A 5.30am start to the day may not be everybody’s cup of tea but with a sunrise visit to the Taj Mahal on the agenda, I needed no encouragement to get up and go! Sunrise is most certainly the best part of the day to enjoy this wonderful treasure house of India. The Taj Mahal proved to be everything I expected it to be – and more. Built by the Mughal Emperor Shah Jahan as an expression of his love for his wife, this magnificent monument is indeed one of the greatest and most romantic buildings in the world. The days of an emperor in residence here may be long gone but I was intrigued to discover a pair of golden eagles had made it their home. Rather regal I thought.
The palace has access ramps throughout the visitor area right up to the very last sections into the main building, which can only be reached via stairs. The gardens however can be enjoyed in all their glory and photographs with the Taj Mahal in the background will give you wonderful memories of a holiday that is most definitely exotic. The area leading up to the last section is very flat, and it is here – perched in front of the water fountains – you will find the famous bench that is now affectionately known as Diana’s bench.
Upon leaving the Taj Mahal, our next stop was a sightseeing tour of Agra City and a visit to the Bagar Fort – the seat of the stronghold of the Mughal emperor under successive generations. Bagar Fort is another extremely impressive example of Mughal architecture, which also benefits from having plenty of ramps to ensure most areas are accessible. This is good news indeed for tourists with walking difficulties – and proves once again that India is keen to cater for the needs of disabled people.

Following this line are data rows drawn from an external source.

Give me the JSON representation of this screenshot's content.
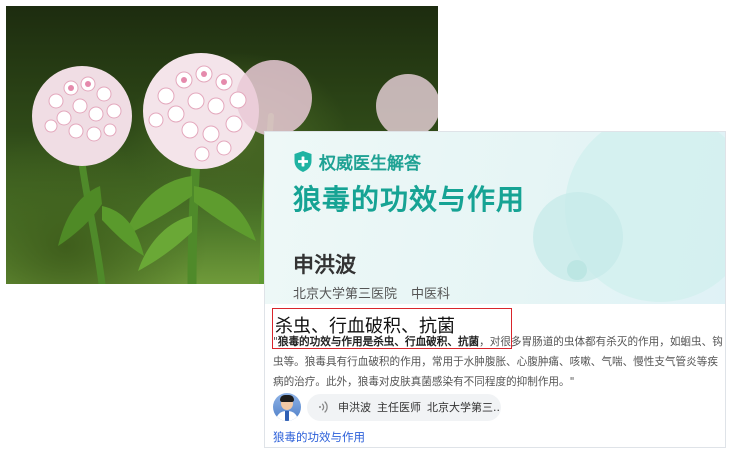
{
  "badge": {
    "label": "权威医生解答"
  },
  "card": {
    "title": "狼毒的功效与作用",
    "doctor_name": "申洪波",
    "hospital": "北京大学第三医院",
    "department": "中医科"
  },
  "answer": {
    "headline": "杀虫、行血破积、抗菌",
    "body_quote_open": "\"",
    "body_bold": "狼毒的功效与作用是杀虫、行血破积、抗菌",
    "body_rest": "，对很多胃肠道的虫体都有杀灭的作用，如蛔虫、钩虫等。狼毒具有行血破积的作用，常用于水肿腹胀、心腹肿痛、咳嗽、气喘、慢性支气管炎等疾病的治疗。此外，狼毒对皮肤真菌感染有不同程度的抑制作用。\""
  },
  "doctor_row": {
    "name": "申洪波",
    "title": "主任医师",
    "hospital_short": "北京大学第三..."
  },
  "related_link": "狼毒的功效与作用",
  "colors": {
    "accent": "#16a394",
    "highlight_border": "#d9252b",
    "link": "#2b5fd9"
  },
  "icons": {
    "badge": "shield-plus-icon",
    "audio": "sound-wave-icon"
  }
}
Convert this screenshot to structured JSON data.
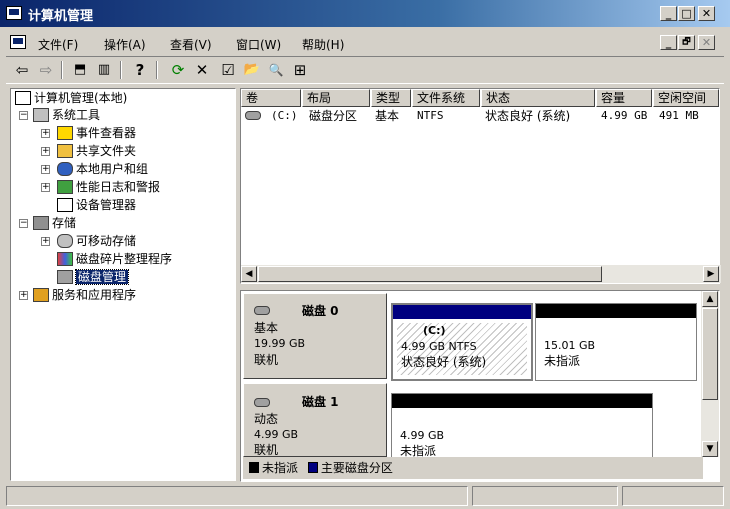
{
  "window": {
    "title": "计算机管理",
    "minimize": "_",
    "maximize": "□",
    "close": "✕"
  },
  "menu": {
    "items": [
      "文件(F)",
      "操作(A)",
      "查看(V)",
      "窗口(W)",
      "帮助(H)"
    ],
    "mdi_minimize": "_",
    "mdi_restore": "🗗",
    "mdi_close": "✕"
  },
  "toolbar": {
    "back": "⇦",
    "forward": "⇨",
    "up": "⬒",
    "show_hide": "▥",
    "help": "?",
    "refresh": "⟳",
    "delete": "✕",
    "properties": "☑",
    "open": "📂",
    "search": "🔍",
    "export": "⊞"
  },
  "tree": {
    "root": "计算机管理(本地)",
    "system_tools": "系统工具",
    "event_viewer": "事件查看器",
    "shared_folders": "共享文件夹",
    "local_users": "本地用户和组",
    "perf_logs": "性能日志和警报",
    "device_manager": "设备管理器",
    "storage": "存储",
    "removable": "可移动存储",
    "defrag": "磁盘碎片整理程序",
    "disk_mgmt": "磁盘管理",
    "services": "服务和应用程序"
  },
  "volume_list": {
    "columns": [
      "卷",
      "布局",
      "类型",
      "文件系统",
      "状态",
      "容量",
      "空闲空间"
    ],
    "rows": [
      {
        "volume": "(C:)",
        "layout": "磁盘分区",
        "type": "基本",
        "fs": "NTFS",
        "status": "状态良好 (系统)",
        "capacity": "4.99 GB",
        "free": "491 MB"
      }
    ]
  },
  "disks": [
    {
      "name": "磁盘 0",
      "type": "基本",
      "size": "19.99 GB",
      "state": "联机",
      "partitions": [
        {
          "label": "(C:)",
          "detail": "4.99 GB NTFS",
          "status": "状态良好 (系统)",
          "kind": "primary"
        },
        {
          "label": "",
          "detail": "15.01 GB",
          "status": "未指派",
          "kind": "unallocated"
        }
      ]
    },
    {
      "name": "磁盘 1",
      "type": "动态",
      "size": "4.99 GB",
      "state": "联机",
      "partitions": [
        {
          "label": "",
          "detail": "4.99 GB",
          "status": "未指派",
          "kind": "unallocated"
        }
      ]
    }
  ],
  "legend": {
    "unallocated": "未指派",
    "primary": "主要磁盘分区"
  },
  "colors": {
    "title_start": "#0a246a",
    "selection": "#0a246a",
    "primary_partition": "#000080",
    "unallocated": "#000000",
    "face": "#d4d0c8"
  }
}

The Road to Jaipur: Fatehpur Sikri, Bharatpur
Having sourced and audited several hotels in Agra, I’m satisfied they would qualify for an E3 grading (this is the highest grade we offer hotels that meet our criteria for accessibility and suitability for wheelchair-users and people with limited mobility).
It was now time to move on to our next destination, Jaipur. And as we crossed the Yamuna River, the banks were vibrant with colour with locals busily laying out their clothes to dry in the warm sun. Beyond which every spare piece of land was occupied by teenagers and young boys mostly playing cricket (which I’ve been reliably informed is not just a sport in India – but almost a religion). We pass a camel towing a cart of supplies, there are street vendors with home-made contraptions called jugaars, where juice is sold from sugar canes; and I spy w hat must be a builder’s merchants – not because there is a yard full of construction material and big brawny men in hard hats but merely for the reason of there being a great mound of sand and blocks of bricks spilling out onto the street.
Eventually we arrived at Fatehpur Sikri – an abandoned city, which was built by the great Mughal Emperor Akbar in the late 16th century but was abandoned soon afterwards when the water wells ran dry. It remains today much the same as it was over 300 years ago. Most of this site is accessible and has been fitted with ramps and adapted washroom facilities.
On the journey to Jaipur we stopped for lunch at The Hotel Bagh in Bharatpur, which proved to be the perfect relaxing retreat after the hustle and bustle of Delhi and Agra. This hotel has wonderful gardens and is a must for tourists who are looking escape the hectic schedule for a couple of days of peace and tranquility. The area is also an ornithologists paradise with a huge selection of birds to watch. (I was entertained by the antics of a family of owls!)
After another wonderful lunch, we are back on the road to Jaipur, which will take us approximately three hours to reach from here. So it is time to sit back relax and enjoy the scenery of this wonderful country.
And so to Jaipur, where I’ve had the pleasure to discover the 5-star LaLiT hotel – one of the finest luxury hotels in the city and conveniently located near Jawahar Circle. The hotel was pristine, beautifully decorated and very well-appointed – and as for the staff they were faultless, and included a fine gentleman with a 14 foot moustache coiled underneath his regal looking turban. Look out for him on the rollover of images above, where you will also see me loving my date with elephants, and there’s also a wonderful shot of 12 young students heading to school in a tuk tuk. Jaipur is the capital city of the state of Rajasthan and is known for its remarkable gridded street system.
With awesome fortresses, palaces, temples and beautiful havelis; Jaipur is a popular tourist destination offering royal attractions and cultural ones with traditional handicrafts and spectacular jewellery.
I was advised that the best time to visit Jaipur is between October and March when the climate is at a very pleasant temperature; and even though it wasn’t unbearably hot for my mid-April visit I could really feel the strength of the sun.
Read an interview with Lynne Kirby.
For holidays for those in wheelchairs, with limited mobility or slow walkers, Silver Travel Advisor recommends Enable Holidays.
- Read My Golden Tour of India – Part 1
- Read My Golden Tour of India – Part 2
- Read My Golden Tour of India – Part 4